Using an out of the box installation, DevTest uses its webreckey.ks file which has a set of certificates when HTTPS is used. In a virtual service, if the consumer and DevTest can agree to use one of these certs, the HTTPS traffic flows with no issues. Similarly, if a REST or Webservice step uses HTTPS to access an endpoint, DevTest presents the certificates from its webreckeys.ks file to the provider endpoint. If the provider is happy with the list of certs DevTest provides, the communications occur.
Similarly, SoapUI and web browsers do the same thing when using HTTPS. So long as the provider endpoint accepts the certs, everyone is happy. There is a bit of subtlety though. When computers are provisioned in a customer's environment, those computers can have custom certs pre-loaded as part of the setup. A browser, for example, can access those certs. But, DevTest does not know anything about their existence or location.
Some customers prefer to use their own set of custom certificates. In these cases, when DevTest presents its defualt (webreckeys) list of certificates, the expected custom certificate is not in the list. When the provider application does recognize the custom cert, it 'shuts down' the communications.
Some customers take the above a step further and require that a trust store exists on both servers so the servers trust and agree they are who they say they are. This is a truststore not a keystore.
The original post indicates a network team sent a custom JKS cert file.

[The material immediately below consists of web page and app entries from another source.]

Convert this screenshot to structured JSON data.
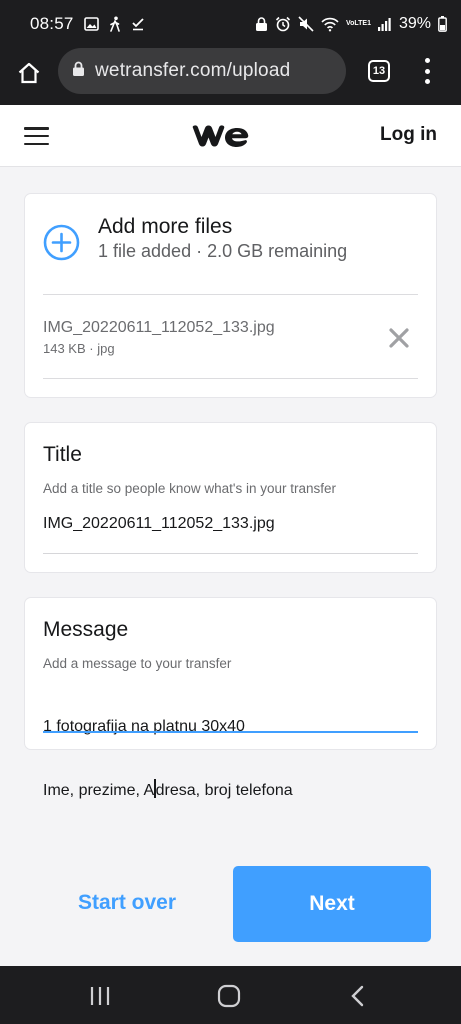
{
  "status_bar": {
    "time": "08:57",
    "battery": "39%",
    "network": "VoLTE1"
  },
  "browser": {
    "url": "wetransfer.com/upload",
    "tab_count": "13"
  },
  "header": {
    "logo": "we",
    "login_label": "Log in"
  },
  "files_card": {
    "add_title": "Add more files",
    "add_subtitle": "1 file added · 2.0 GB remaining",
    "files": [
      {
        "name": "IMG_20220611_112052_133.jpg",
        "meta": "143 KB · jpg"
      }
    ]
  },
  "title_card": {
    "label": "Title",
    "hint": "Add a title so people know what's in your transfer",
    "value": "IMG_20220611_112052_133.jpg"
  },
  "message_card": {
    "label": "Message",
    "hint": "Add a message to your transfer",
    "line1": "1 fotografija na platnu 30x40",
    "line2_before_caret": "Ime, prezime, A",
    "line2_after_caret": "dresa, broj telefona"
  },
  "actions": {
    "start_over_label": "Start over",
    "next_label": "Next"
  },
  "colors": {
    "accent": "#409fff",
    "system_bar": "#1d1d1f",
    "page_bg": "#f4f4f6"
  },
  "icons": [
    "gallery-icon",
    "walk-icon",
    "check-icon",
    "lock-icon",
    "alarm-icon",
    "mute-icon",
    "wifi-icon",
    "signal-icon",
    "battery-icon",
    "home-icon",
    "menu-icon",
    "plus-circle-icon",
    "close-icon",
    "recents-icon",
    "home-circle-icon",
    "back-icon"
  ]
}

Naturally, I was expecting that the customer had a custom certificate that must be exchanged between the client and server in order for HTTPS to work. This is the reason for all the setup related to the custom JKS.

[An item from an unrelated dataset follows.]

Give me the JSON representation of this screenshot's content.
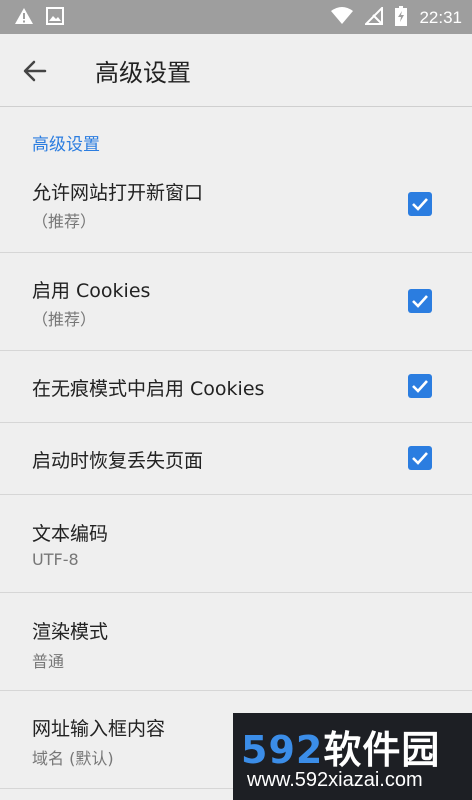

If this custom JKS actually contains other certificates that are in DevTest's webreckeys.ks then HTTPS works whether the custom JKS file is used or not. We would have no way of knowing what is in the custom JKS file without opening it and examining the expected set of certs.
Since you know the password to the custom JKS, download portecle (https://sourceforge.net/projects/portecle/ ), open the certs file and examine it. Do the same to the webreckeys.ks file. Perhaps, one of the certs in webreckeys is valid in the custom JKS.
Thanks joel for Beautifully Aligning this . My custom JKS is contains multiple certs but not the one in webreckeys.ks. In that case i need to tell my client about specific certificates .
Are you aware what certs are contained in webreckeys.ks because we don't have rights to use portecle
Try adding the following directive to your Workstation vmoptions file. You could do the same in VirtualServiceEnvironment.vmoptions or VirtualServiceEnvironmentService.vmoptions file <-- depending on which manner you are starting the VSE.
1) Stop the Workstation
2) Add the directive to Workstation.vmoptions
3) Delete c:\Users\<yourUserID>\lisatmp.x.x.x\Workstation.log
3) Start the Workstation
4) Review the .log file. The OOTB cert chain displays at the top of the log when process starts.
This will give you an idea of the contents.
If you create a test case as HTTPS and send a sample transaction OR if you enable SSL debug in VSE, the log will show the SSL handshake for the incoming HTTPS request.